Tuesday, January 12, 2016

The NFL's Affinity Advantage

Think of the brands that you have a relationship with as a customer. For how many of those relationships would you tolerate inconsistent product quality, safety hazards, rising prices, and negative publicity about a company's employees? Most of us would likely discontinue doing business with that company and find another source to meet the need that the offending company provides. Yet, the National Football League seems immune to the pitfalls that would drive many customers away.

The NFL has been associated with a long list of negative press related to player conduct off the field, player safety on the field, owners' quest for revenue, and top leadership that seems out of touch. Yet, brand NFL appears to be as popular as ever. Evidence of the NFL's popularity can be found in its TV ratings- nearly all of the top rated TV programs this fall were NFL game broadcasts. And, the NFL has consistently ranked as the most popular sport among Americans in an annual Harris Poll. How does the NFL overcome the missteps that would doom many brands? In a word, it is "affinity."

What is an Affinity Advantage?

Affinity has been defined as "an attraction to or liking for something." Sports enjoy what is described in Chapter 1 of Sports Marketing as an affinity advantage. Many customers (fans) of sports brands have a liking that is much deeper and more intense than other brand relationships they have. Let's face it, you don't see people showing their affinity for Whirlpool  (appliances) or Timex (watches) by wearing caps or t-shirts adorned with those brands' logos. Most consumers do not have such a deep connection with the brands they consume everyday that they want to express to others their feelings about their favorite toothpaste or auto insurance. 
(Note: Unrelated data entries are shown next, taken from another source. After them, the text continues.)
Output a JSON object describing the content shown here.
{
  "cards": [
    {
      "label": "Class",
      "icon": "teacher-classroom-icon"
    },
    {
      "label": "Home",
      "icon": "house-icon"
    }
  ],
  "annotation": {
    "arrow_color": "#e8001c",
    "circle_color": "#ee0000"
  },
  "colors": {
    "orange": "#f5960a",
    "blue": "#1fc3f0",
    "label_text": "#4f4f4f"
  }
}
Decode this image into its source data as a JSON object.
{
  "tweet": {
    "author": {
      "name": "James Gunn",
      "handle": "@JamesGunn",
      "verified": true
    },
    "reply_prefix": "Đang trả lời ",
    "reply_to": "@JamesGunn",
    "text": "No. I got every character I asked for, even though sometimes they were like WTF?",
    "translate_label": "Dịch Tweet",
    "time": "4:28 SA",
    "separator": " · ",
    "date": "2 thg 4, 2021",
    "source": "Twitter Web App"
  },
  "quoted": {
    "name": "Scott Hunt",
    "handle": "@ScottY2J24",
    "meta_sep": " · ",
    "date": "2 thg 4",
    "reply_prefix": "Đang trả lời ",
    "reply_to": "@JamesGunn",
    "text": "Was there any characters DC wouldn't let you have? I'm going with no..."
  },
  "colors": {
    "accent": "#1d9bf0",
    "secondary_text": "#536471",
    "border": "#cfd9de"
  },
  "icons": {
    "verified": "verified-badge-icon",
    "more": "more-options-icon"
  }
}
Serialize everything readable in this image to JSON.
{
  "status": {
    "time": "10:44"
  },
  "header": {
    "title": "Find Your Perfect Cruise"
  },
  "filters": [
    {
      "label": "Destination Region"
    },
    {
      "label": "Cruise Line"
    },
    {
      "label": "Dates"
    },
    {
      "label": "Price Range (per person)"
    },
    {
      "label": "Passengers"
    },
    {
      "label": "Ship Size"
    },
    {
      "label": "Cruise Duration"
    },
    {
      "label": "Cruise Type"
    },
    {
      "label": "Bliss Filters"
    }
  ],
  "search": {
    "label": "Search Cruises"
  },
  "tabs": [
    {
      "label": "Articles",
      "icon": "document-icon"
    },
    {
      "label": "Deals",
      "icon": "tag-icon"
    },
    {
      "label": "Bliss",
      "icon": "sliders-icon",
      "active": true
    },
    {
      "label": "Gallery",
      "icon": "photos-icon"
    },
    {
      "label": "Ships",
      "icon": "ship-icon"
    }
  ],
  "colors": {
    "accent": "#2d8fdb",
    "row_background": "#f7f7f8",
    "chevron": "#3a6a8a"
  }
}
Implications of Affinity

Sports brands are the envy of marketers in most other industries because of their affinity advantage. If only they could have customers as passionate as fans that pay premium prices to watch games in frigid cold or heavy rain. You could say that sports brands enjoy a head start  over their non-sports counterparts. But, the affinity advantage alone does not translate into business gains. It is up to sports brands to leverage their advantage by seeking revenue opportunities that enable fans to act on their affinity. At the same time, these opportunities can advance the brand not only by generating revenue but by deepening customer relationships.

And, leveraging the affinity advantage is not limited to sports properties. Other businesses can tap sports to develop new product offerings. An example of leveraging fan affinity as business opportunity is the recently announced comic book featuring Seattle Seahawks quarterback Russell Wilson. Portland-based STORM Comics is publishing "Fame: Russell Wilson"in print and digital formats. The work chronicles Wilson's rise to one of the NFL's top quarterbacks. 

It would make for interesting discussion to consider new products that could be created to take advantage of the affinity sports fans have with their favorite teams and athletes. What other opportunities exist to appeal to fan affinity?